* Exercise details
If a line in the entries contains the word "Build", list it.

* Source data
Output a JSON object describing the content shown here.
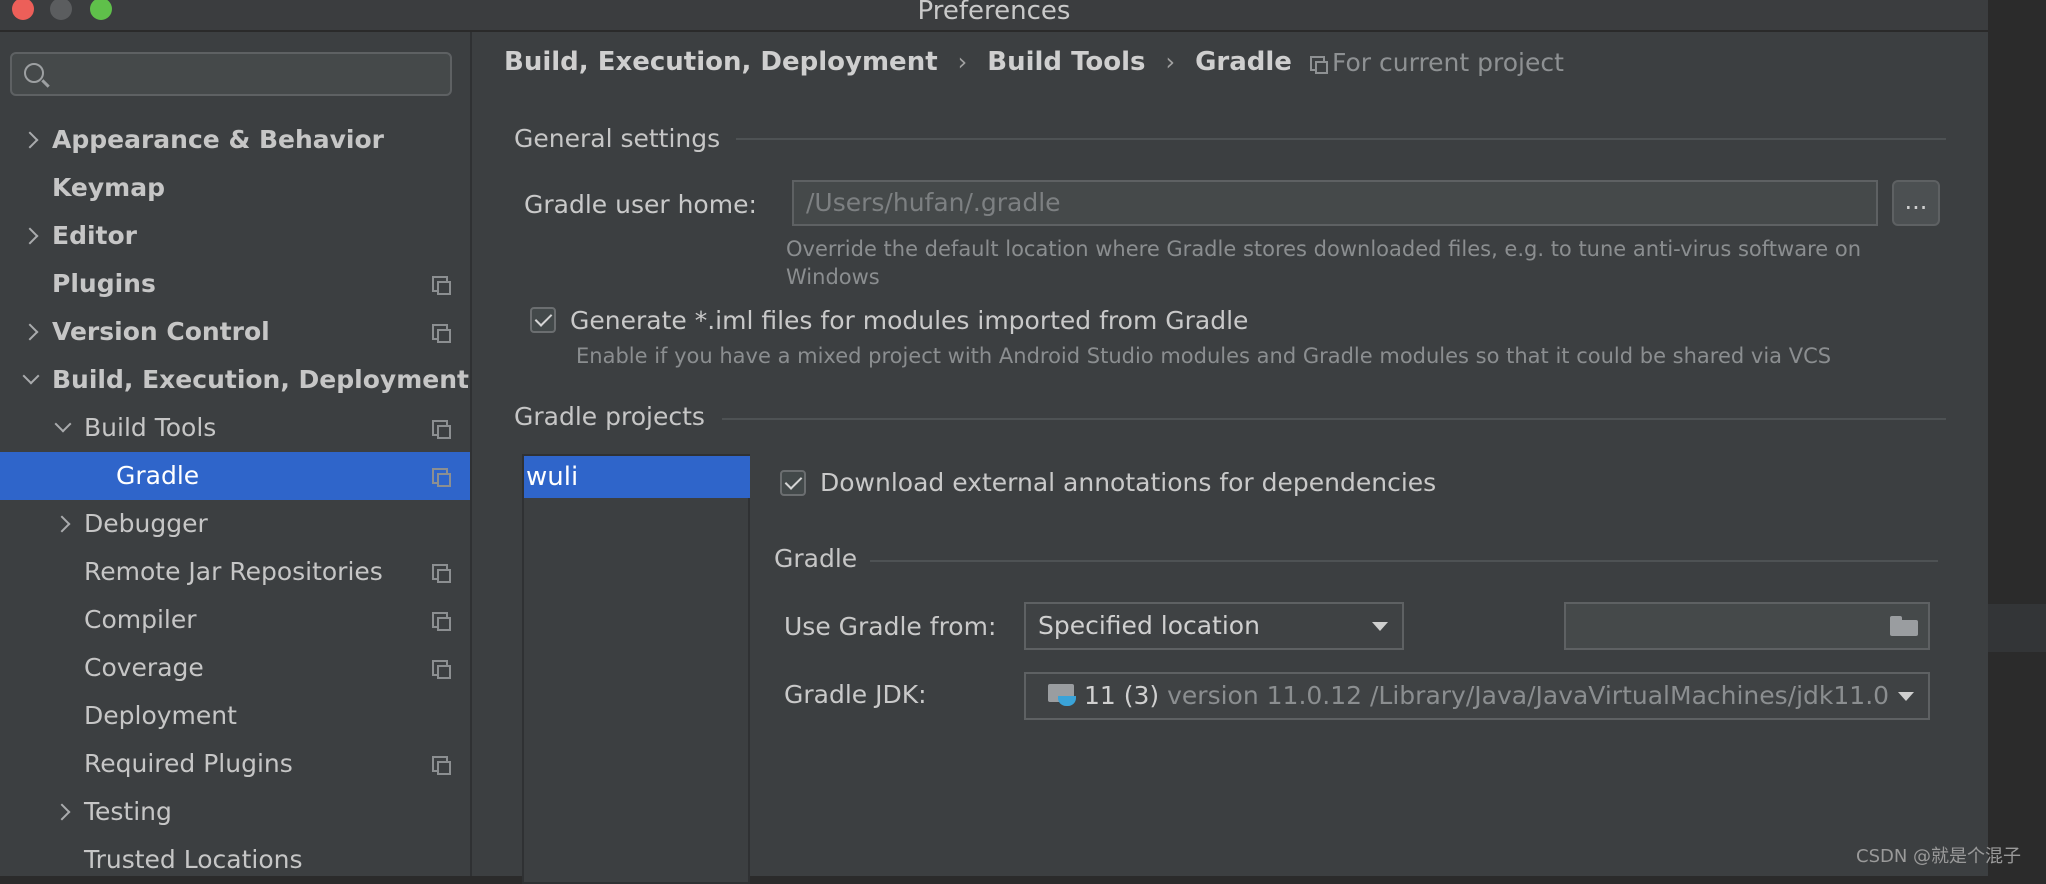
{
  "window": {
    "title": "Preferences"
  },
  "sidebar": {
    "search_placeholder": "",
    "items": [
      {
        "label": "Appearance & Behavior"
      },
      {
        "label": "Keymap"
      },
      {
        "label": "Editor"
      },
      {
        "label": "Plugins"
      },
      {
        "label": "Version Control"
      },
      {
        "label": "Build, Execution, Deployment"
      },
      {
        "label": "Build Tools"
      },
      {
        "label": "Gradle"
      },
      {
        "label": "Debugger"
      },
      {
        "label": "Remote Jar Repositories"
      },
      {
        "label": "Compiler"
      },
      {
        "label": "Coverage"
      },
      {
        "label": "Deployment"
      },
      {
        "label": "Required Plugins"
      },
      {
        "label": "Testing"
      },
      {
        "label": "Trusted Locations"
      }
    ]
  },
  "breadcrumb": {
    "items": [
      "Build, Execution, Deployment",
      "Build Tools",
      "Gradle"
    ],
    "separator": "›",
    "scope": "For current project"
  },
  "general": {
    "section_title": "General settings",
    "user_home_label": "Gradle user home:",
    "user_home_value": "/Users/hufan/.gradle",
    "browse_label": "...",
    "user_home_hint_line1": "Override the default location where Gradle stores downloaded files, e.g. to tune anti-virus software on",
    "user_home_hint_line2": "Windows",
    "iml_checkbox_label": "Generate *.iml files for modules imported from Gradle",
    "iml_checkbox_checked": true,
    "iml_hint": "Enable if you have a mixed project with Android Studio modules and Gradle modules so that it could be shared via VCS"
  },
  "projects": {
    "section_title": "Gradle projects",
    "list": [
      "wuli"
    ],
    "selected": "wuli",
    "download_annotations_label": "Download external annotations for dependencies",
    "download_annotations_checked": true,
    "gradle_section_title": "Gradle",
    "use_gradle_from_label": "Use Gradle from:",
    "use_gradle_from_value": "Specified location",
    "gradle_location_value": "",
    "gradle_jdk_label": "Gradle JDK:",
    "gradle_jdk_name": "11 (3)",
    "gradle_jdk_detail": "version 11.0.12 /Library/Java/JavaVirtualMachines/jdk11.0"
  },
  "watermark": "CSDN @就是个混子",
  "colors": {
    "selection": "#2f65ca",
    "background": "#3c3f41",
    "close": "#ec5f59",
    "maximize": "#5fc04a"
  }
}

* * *

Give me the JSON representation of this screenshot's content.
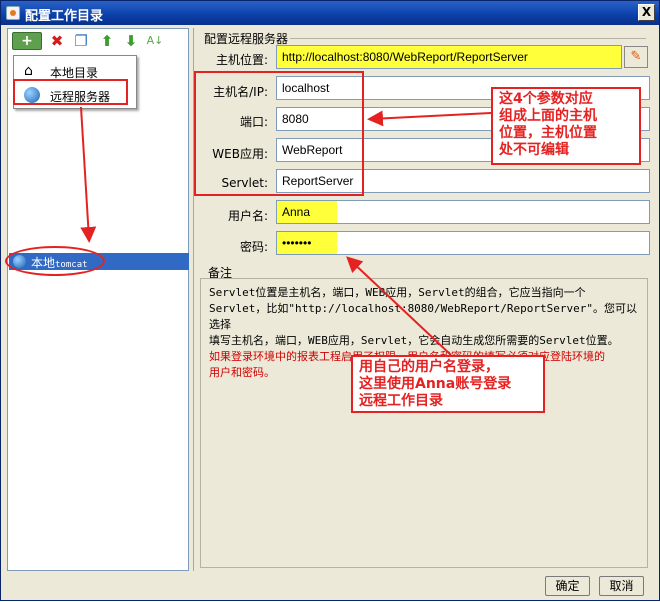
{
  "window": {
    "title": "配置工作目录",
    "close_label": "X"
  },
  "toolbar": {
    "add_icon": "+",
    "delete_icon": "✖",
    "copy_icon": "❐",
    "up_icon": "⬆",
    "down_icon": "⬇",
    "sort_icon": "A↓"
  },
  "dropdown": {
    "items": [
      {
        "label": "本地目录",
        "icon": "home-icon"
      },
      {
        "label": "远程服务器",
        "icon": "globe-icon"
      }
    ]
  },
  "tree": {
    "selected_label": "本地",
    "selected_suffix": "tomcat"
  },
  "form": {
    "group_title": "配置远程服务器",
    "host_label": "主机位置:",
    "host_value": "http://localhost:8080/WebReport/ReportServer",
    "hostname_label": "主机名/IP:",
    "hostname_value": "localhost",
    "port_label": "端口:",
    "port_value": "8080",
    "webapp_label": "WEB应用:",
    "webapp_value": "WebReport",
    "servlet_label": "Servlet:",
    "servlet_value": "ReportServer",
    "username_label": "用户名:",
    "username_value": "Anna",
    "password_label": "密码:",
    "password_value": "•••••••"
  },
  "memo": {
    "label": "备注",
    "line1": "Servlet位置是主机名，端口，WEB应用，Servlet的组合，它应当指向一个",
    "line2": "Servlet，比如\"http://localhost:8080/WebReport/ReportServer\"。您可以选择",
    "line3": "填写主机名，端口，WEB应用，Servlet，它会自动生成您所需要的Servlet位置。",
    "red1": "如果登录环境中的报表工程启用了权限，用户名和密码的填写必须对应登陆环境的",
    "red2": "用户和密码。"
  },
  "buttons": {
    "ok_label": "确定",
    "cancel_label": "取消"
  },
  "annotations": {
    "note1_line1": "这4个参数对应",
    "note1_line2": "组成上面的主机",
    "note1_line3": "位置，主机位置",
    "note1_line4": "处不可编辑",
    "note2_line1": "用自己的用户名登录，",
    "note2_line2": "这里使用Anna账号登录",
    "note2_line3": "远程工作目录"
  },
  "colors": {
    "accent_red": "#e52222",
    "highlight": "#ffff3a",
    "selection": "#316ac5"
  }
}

* Answer below
        "label": "Build, Execution, Deployment"
        "label": "Build Tools"
      "Build, Execution, Deployment",
      "Build Tools",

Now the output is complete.